On September 11, 1857, a small band of Mormons led by John D. Lee massacred an emigrant train of men, women, and children heading west at Mountain Meadows, Utah. News of the Mountain Meadows Massacre, as it became known, sent shockwaves through the western frontier of the United States, reaching the nation's capital and eventually crossing the Atlantic. In the years prior to the massacre, Americans dubbed the Church of Jesus Christ of Latter-day Saints the "Mormon problem" as it garnered national attention for its "unusual" theocracy and practice of polygamy. In the aftermath of the massacre, many Americans viewed Mormonism as a real religious and physical threat to white civilization. Putting the Mormon Church on trial for its crimes against American purity became more important than prosecuting those responsible for the slaughter.
Religious historian Janiece Johnson analyzes how sensational media attention used the story of the Mountain Meadows Massacre to enflame public sentiment and provoke legal action against Latter-day Saints.

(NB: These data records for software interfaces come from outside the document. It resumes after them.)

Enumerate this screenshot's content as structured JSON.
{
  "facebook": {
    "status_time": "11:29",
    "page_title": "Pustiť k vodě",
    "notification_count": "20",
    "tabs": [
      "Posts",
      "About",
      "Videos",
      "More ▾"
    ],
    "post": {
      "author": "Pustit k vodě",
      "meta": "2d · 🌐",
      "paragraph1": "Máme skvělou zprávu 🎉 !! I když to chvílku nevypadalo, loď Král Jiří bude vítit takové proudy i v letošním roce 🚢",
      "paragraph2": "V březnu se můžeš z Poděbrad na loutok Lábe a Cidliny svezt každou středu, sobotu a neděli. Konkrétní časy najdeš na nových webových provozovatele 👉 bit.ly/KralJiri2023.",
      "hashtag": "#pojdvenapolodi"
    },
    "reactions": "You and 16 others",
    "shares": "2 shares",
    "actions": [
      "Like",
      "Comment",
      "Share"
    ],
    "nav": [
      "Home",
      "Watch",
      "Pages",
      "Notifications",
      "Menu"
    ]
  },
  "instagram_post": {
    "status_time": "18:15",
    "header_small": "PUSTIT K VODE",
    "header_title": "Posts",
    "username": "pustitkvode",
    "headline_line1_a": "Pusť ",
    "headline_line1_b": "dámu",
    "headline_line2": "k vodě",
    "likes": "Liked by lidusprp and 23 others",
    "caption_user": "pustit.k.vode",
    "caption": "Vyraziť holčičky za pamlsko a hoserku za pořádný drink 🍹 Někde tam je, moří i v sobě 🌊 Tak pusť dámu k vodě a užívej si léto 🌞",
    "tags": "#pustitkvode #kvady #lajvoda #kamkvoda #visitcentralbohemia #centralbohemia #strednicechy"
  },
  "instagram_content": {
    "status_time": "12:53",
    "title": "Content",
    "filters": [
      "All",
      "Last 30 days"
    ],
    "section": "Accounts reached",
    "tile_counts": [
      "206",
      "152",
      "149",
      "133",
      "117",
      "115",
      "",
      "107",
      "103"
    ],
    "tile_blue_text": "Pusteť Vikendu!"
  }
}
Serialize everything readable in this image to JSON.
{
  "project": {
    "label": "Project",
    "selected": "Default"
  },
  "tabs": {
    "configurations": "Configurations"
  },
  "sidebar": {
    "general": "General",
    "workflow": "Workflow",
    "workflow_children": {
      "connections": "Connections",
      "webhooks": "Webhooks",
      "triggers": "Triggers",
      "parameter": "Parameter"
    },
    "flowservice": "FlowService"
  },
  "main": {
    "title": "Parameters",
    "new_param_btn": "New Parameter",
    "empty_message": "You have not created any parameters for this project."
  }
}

Ministers, novelists, entertainers, cartoonists, and federal officials followed suit, spreading anti-Mormon sentiment to collectively convict the Mormon religion itself. This troubling episode in American religious history sheds important light on the role of media and popular culture in provoking religious intolerance that continues to resonate in the present.